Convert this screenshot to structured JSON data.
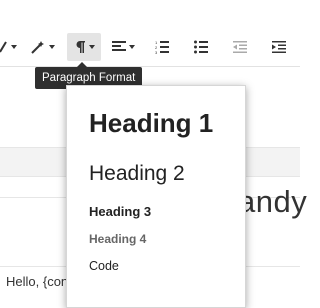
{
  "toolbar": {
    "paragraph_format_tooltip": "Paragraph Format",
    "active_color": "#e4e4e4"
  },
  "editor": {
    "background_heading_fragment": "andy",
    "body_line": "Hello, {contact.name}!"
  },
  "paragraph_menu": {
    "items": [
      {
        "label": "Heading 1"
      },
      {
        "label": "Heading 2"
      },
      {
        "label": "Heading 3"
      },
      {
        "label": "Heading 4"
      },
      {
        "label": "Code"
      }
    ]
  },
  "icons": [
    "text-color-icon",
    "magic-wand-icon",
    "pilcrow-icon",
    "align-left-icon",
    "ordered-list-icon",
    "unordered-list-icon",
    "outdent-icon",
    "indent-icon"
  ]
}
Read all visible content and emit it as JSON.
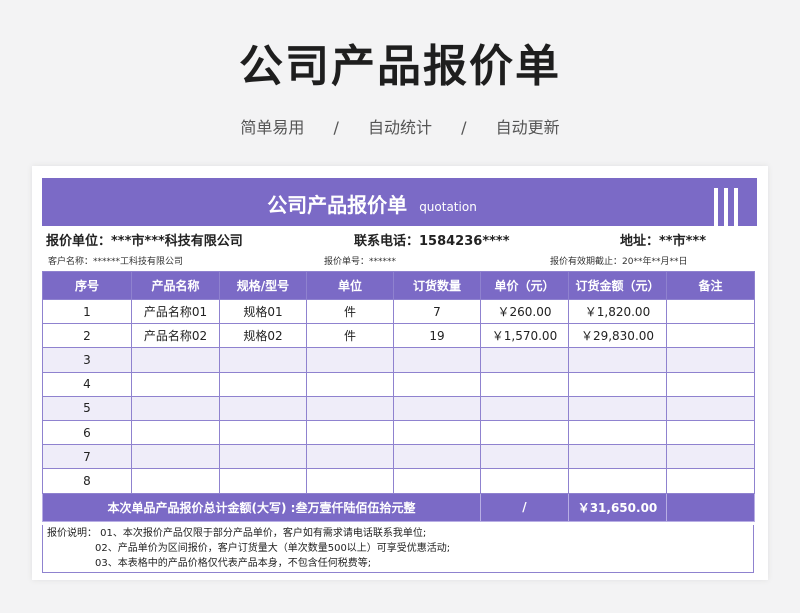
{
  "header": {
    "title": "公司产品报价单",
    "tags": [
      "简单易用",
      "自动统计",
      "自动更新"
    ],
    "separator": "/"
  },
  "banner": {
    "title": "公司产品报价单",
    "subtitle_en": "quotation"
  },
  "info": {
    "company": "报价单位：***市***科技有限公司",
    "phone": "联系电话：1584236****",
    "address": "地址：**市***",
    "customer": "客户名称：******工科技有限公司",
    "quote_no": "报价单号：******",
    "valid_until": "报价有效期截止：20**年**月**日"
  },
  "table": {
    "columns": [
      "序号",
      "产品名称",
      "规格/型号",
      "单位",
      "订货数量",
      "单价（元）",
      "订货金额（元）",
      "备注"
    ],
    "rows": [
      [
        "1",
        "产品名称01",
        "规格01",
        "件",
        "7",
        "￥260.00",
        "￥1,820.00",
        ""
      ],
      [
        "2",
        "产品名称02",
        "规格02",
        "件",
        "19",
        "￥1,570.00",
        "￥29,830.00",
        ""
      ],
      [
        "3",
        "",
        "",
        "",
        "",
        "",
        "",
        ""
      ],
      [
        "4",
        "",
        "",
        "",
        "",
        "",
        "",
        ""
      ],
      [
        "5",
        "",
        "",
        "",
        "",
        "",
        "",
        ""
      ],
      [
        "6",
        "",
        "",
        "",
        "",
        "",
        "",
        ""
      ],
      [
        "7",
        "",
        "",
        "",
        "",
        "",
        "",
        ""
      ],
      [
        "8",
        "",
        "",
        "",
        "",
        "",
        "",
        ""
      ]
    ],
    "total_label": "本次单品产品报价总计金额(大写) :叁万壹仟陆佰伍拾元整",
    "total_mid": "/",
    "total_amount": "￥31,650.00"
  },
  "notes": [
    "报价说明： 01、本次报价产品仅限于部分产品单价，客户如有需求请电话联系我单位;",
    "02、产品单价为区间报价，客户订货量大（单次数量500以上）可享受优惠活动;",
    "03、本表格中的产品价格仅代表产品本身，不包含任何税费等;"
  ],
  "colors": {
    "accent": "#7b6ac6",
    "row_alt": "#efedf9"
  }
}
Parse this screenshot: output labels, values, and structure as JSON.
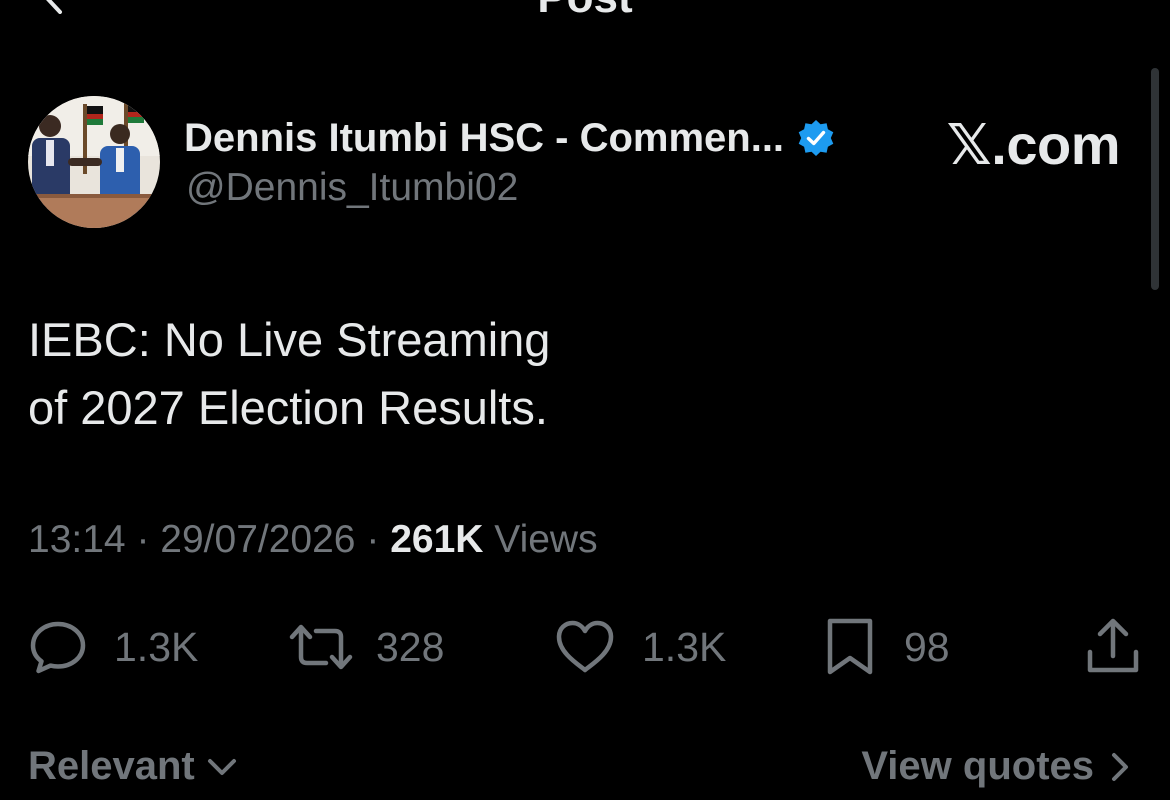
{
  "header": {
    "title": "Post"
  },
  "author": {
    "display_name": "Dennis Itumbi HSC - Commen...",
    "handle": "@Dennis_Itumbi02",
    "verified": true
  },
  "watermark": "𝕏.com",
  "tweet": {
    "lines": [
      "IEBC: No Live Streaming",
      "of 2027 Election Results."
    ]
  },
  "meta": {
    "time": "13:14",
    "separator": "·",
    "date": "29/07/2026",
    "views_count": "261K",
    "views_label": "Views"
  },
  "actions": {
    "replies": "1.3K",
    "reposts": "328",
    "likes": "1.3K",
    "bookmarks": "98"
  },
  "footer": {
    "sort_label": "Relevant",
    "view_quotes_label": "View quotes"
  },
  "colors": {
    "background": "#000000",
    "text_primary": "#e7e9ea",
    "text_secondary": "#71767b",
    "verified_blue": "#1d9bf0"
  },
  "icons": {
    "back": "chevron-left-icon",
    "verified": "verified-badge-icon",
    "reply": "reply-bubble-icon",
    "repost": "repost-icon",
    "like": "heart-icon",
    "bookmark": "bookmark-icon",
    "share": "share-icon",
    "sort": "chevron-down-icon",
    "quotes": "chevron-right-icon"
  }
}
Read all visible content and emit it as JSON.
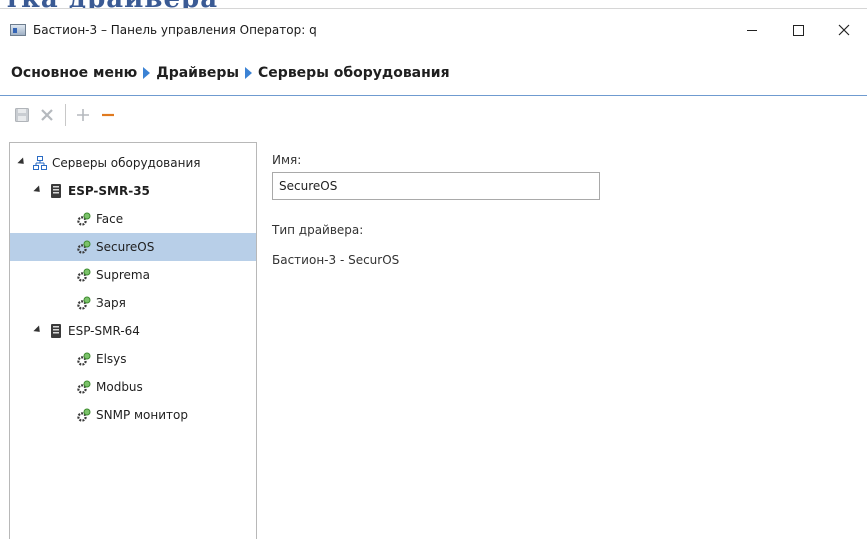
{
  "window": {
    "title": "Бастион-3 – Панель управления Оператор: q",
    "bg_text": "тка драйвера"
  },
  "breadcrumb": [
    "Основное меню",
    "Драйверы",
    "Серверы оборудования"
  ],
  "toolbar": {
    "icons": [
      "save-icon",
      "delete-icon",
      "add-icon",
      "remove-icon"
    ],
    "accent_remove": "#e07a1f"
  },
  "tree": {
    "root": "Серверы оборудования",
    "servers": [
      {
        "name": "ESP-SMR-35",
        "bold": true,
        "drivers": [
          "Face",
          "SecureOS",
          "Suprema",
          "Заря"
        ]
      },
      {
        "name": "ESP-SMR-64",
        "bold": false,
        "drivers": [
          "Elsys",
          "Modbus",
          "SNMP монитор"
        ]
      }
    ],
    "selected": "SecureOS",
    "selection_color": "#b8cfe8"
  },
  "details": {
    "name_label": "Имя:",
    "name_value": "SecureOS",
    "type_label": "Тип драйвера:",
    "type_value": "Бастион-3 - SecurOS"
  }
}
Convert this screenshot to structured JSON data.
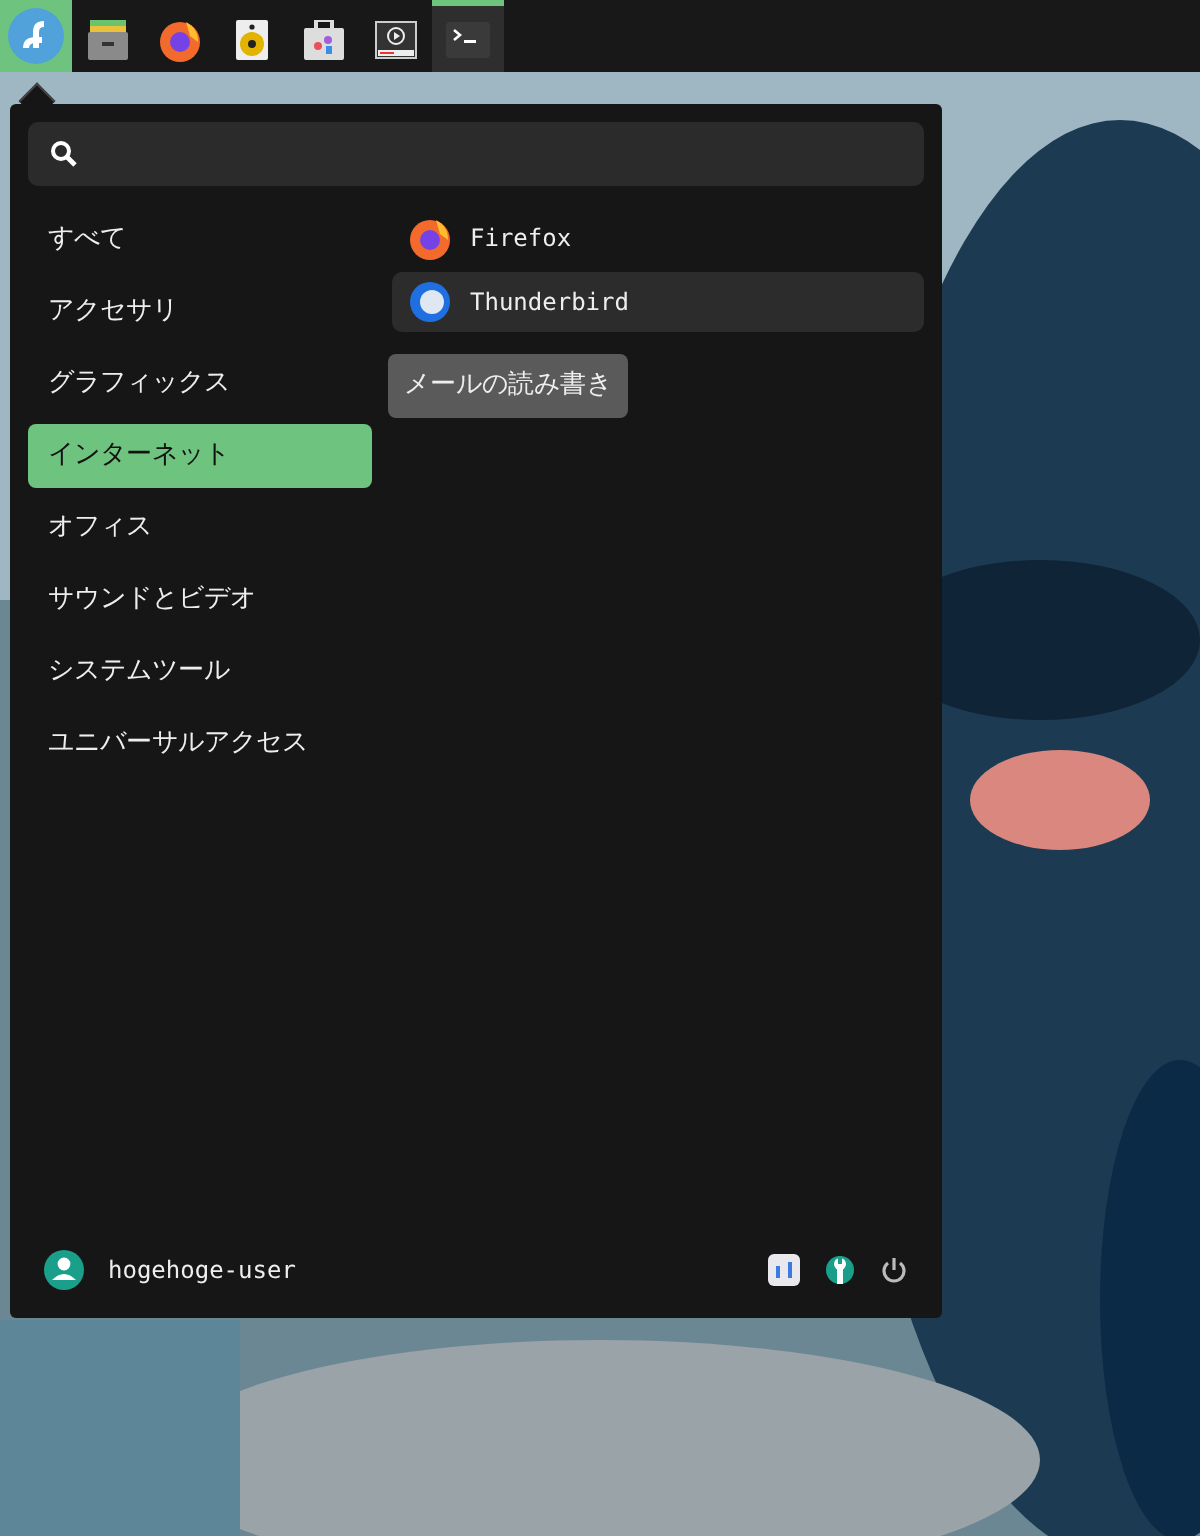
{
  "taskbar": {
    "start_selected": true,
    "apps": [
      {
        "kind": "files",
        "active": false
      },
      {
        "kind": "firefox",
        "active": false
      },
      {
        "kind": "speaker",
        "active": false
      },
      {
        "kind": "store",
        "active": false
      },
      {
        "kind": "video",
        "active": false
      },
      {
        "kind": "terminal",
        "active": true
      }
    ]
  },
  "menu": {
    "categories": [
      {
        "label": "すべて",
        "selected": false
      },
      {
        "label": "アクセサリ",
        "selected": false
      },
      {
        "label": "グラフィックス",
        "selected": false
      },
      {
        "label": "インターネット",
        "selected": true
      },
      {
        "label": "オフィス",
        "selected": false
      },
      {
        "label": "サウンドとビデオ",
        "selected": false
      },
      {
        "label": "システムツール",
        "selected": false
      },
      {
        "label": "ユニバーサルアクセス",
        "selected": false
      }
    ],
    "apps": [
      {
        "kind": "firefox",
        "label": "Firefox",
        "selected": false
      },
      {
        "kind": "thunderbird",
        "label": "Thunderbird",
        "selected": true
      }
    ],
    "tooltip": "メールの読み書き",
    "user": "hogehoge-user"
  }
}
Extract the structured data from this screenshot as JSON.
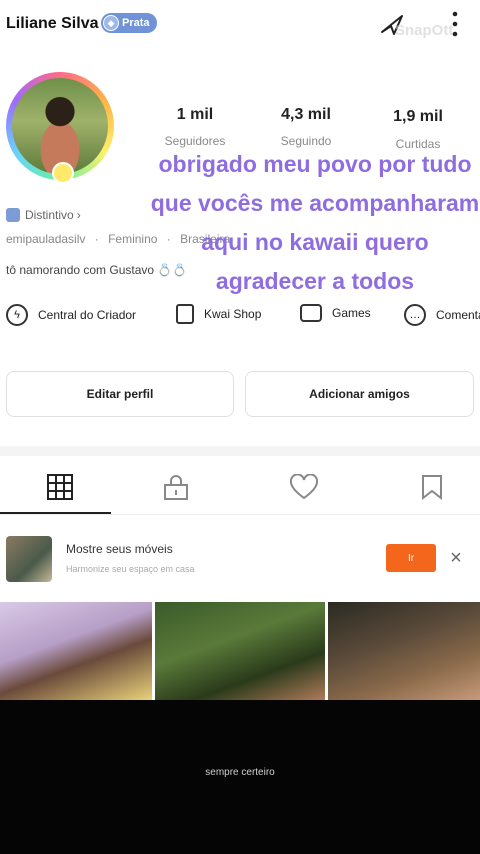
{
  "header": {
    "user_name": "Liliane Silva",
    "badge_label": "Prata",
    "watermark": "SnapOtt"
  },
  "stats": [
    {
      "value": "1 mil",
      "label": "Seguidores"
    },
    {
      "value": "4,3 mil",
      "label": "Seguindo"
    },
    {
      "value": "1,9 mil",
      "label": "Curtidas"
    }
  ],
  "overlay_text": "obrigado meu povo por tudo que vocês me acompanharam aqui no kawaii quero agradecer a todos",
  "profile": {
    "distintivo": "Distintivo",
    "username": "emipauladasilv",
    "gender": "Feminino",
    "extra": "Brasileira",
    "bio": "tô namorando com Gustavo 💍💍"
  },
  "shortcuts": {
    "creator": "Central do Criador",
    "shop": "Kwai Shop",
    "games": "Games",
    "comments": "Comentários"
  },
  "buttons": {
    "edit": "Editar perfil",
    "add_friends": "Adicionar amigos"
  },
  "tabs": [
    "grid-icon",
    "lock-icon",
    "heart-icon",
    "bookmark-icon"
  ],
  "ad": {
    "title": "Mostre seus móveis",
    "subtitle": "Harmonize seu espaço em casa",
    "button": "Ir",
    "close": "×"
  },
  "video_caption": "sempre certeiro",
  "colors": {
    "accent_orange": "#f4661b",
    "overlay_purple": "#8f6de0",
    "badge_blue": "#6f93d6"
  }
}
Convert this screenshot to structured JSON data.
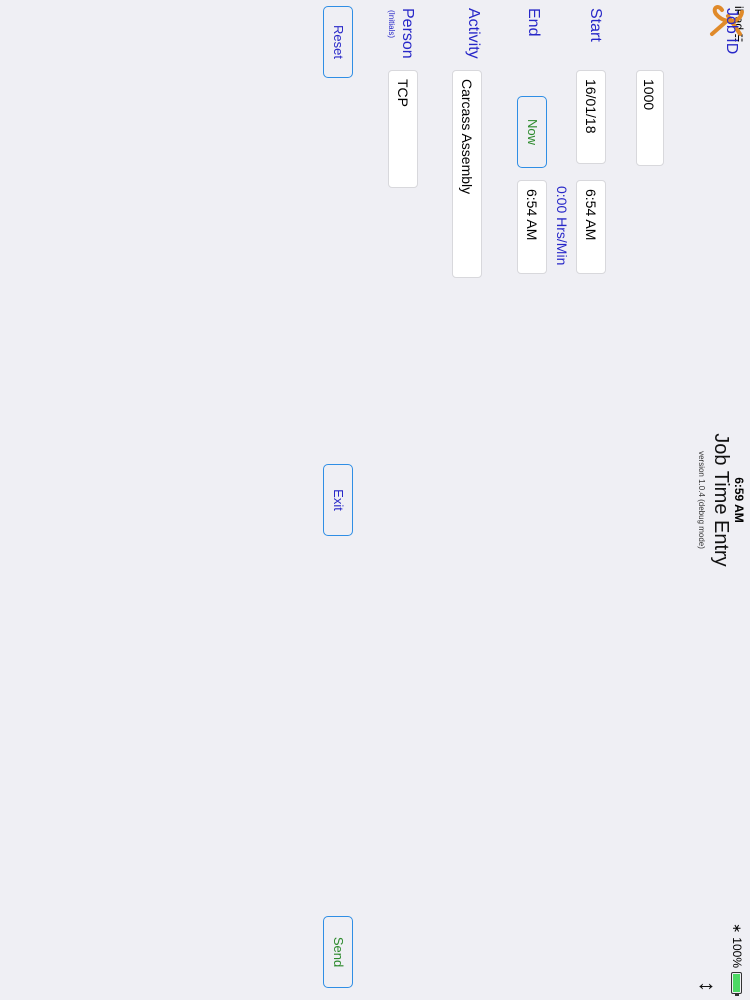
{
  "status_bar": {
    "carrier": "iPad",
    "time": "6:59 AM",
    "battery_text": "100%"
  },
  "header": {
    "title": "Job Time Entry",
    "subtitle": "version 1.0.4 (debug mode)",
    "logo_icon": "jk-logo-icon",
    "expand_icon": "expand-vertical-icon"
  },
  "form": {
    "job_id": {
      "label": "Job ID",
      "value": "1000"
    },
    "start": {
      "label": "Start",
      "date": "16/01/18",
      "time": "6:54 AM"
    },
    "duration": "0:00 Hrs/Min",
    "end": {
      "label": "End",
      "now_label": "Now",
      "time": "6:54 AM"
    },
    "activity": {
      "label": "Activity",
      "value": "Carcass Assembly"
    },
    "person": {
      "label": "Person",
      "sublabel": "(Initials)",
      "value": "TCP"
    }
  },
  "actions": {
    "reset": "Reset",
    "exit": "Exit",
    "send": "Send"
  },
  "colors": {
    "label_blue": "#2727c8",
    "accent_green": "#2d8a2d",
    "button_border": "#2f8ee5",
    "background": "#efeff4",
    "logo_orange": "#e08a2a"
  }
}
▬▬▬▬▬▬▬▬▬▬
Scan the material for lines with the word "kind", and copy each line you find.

ANSWER BOX:
        "kind": "files",
        "kind": "firefox",
        "kind": "speaker",
        "kind": "store",
        "kind": "video",
        "kind": "terminal",
        "kind": "firefox",
        "kind": "thunderbird",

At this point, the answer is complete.